- Three potential reservoir sites were investigated in more detail (two north of Joplin, between Lamar and Pittsburg, and one south of Joplin). The possibility of withdrawal of water from below Stockton Dam was also investigated.
Although Tri-State Water’s preference is to gain access to already impounded water in Corps of Engineers lakes (Stockton, Table Rock, Pomme de Terre) to supply our regional water needs, one or more new reservoirs may become a necessity at some time in the future. This study identified potential sites for new reservoirs.
- It would not be economically feasible to construct one reservoir to serve the entire region.
- Fourteen potential sites were defined – 10 to supply the western side of Tri-State Water’s footprint and 4 potential sites to supply the eastern side of the footprint.
Tri-State Water Supply Study. (Black & Veatch) (2006)
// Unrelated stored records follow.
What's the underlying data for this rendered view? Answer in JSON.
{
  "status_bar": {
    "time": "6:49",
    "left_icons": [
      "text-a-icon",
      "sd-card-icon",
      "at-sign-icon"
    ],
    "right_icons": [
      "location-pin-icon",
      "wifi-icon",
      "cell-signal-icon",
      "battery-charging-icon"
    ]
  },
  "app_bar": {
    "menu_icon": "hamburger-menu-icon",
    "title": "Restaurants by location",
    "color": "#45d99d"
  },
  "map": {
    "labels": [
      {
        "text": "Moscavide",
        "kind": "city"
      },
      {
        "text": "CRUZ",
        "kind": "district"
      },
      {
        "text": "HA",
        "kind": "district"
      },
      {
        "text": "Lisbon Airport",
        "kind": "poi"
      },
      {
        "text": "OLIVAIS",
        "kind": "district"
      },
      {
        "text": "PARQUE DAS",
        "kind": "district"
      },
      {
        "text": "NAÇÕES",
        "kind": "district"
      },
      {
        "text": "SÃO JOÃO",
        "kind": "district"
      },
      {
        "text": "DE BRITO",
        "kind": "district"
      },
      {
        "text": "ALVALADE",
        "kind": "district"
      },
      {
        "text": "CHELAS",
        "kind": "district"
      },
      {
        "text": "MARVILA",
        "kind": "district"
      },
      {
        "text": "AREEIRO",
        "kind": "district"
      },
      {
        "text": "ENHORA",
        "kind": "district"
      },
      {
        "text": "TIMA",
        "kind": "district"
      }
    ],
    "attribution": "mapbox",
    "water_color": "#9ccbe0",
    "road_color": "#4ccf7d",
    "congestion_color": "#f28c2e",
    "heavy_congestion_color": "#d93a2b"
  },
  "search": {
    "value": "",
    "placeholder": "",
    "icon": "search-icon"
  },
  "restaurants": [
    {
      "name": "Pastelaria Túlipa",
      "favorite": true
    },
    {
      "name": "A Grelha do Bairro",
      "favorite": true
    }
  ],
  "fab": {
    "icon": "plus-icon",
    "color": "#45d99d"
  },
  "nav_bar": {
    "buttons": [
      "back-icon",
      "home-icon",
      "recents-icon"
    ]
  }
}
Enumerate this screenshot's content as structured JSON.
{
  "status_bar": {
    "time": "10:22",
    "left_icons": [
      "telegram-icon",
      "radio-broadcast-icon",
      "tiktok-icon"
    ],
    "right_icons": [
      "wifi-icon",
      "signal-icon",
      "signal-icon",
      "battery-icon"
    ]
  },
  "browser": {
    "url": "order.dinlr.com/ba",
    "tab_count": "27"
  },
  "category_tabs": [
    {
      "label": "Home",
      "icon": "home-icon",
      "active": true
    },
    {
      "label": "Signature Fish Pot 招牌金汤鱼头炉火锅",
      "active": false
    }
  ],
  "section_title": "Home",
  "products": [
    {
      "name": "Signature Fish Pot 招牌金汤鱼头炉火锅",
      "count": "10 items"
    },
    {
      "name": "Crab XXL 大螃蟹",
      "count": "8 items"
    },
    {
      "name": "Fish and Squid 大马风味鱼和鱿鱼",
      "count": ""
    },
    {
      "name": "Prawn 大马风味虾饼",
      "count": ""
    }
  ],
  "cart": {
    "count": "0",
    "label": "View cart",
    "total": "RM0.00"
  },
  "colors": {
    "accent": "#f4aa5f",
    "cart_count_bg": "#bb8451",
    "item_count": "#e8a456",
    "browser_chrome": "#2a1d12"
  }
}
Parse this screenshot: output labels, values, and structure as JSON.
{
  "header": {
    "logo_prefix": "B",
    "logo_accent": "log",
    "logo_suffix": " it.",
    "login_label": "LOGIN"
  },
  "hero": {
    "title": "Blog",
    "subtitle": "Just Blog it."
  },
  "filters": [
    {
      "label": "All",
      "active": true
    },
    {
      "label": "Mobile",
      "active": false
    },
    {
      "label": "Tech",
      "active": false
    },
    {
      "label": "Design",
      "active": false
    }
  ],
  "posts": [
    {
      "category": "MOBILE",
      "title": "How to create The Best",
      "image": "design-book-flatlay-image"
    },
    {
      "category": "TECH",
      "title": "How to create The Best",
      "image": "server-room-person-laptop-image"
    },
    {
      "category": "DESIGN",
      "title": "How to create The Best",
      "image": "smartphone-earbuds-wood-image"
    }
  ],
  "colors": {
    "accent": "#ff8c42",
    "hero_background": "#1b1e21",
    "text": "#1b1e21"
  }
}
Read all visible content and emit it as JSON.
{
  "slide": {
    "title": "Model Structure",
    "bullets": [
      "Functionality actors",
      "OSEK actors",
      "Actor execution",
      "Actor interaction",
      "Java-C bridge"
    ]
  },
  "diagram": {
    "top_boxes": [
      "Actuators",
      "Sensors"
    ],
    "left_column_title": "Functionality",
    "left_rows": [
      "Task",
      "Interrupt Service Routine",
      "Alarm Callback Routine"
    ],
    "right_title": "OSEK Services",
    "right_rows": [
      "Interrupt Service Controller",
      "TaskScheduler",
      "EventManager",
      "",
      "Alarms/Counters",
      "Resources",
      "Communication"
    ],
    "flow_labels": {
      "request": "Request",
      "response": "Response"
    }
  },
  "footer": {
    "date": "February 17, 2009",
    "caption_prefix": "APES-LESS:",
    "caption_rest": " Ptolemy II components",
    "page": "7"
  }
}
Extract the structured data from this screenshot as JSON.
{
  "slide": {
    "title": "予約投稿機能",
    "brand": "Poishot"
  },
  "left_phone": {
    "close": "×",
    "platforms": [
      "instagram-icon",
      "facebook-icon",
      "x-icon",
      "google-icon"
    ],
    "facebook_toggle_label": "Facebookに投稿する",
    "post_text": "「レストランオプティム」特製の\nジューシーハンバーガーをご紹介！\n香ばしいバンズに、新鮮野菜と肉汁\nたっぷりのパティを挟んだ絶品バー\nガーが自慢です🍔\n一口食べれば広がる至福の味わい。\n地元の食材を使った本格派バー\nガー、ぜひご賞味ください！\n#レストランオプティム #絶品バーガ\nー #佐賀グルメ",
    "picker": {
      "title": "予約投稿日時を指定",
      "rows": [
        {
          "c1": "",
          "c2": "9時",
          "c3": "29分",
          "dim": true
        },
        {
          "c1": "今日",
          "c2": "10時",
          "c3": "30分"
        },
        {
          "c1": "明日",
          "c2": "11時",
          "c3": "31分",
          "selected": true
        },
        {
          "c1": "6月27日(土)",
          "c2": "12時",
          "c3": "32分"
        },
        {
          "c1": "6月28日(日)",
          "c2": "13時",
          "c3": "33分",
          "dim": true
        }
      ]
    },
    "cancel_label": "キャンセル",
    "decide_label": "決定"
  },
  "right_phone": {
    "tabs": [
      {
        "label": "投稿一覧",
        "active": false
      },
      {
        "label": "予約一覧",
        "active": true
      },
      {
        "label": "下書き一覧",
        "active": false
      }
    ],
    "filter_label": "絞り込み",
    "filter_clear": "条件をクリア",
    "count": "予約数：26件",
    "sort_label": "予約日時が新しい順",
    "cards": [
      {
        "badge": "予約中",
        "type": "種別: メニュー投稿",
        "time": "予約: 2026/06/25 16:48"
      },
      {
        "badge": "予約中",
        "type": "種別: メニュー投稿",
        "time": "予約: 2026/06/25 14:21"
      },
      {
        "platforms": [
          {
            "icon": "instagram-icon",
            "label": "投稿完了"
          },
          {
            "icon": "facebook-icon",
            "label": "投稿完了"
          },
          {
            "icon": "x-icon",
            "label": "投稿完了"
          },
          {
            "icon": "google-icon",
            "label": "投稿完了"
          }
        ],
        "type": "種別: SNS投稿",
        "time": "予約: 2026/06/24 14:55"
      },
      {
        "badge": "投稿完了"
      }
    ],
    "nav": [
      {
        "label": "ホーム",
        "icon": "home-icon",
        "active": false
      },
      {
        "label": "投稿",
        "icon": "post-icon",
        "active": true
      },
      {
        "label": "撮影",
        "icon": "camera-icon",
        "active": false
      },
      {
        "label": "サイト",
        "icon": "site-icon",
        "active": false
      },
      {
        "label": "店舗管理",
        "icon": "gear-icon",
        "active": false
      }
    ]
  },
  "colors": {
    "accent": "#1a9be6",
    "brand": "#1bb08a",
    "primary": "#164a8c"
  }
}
This study investigated the future water needs of the Joplin metropolitan area, identified sources to meet those needs through the year 2050, and identified infrastructure necessary for implementation.
- Rivers and streams do not have sufficient flow to meet long-term demand without the construction of an additional reservoir.
- Ground water (the Ozark Aquifer) is not a strong option due to decreasing levels and potential contamination in some parts of the footprint.
- Additional source options included Grand Lake, Table Rock Lake, Stockton Lake, Truman Lake, a combination of those lakes, or one or more new reservoirs. The best opportunities for additional regional water supply were defined as Grand Lake, Table Rock Lake, Stockton Lake, and/or a new reservoir.
This study developed a hydro-geologic model of the Ozark Aquifer in Jasper and Newton Counties in southwest Missouri. The purpose of the study was to investigate a number of issues related to water supply, in particular the ability of the Ozark aquifer to sustain long-term population growth in the Joplin area.
- Additional pumping and water level data is needed to manage the ground water supply.
- The Ozark Aquifer may be unable to satisfy demand, during an extended drought. That limit may come within 10 – 15 years for some parts of the Tri-State Water footprint.
- Ideally, the aquifer should be used as a peaking supply versus a sole source of water supply.
- An additional long term water supply source should be developed.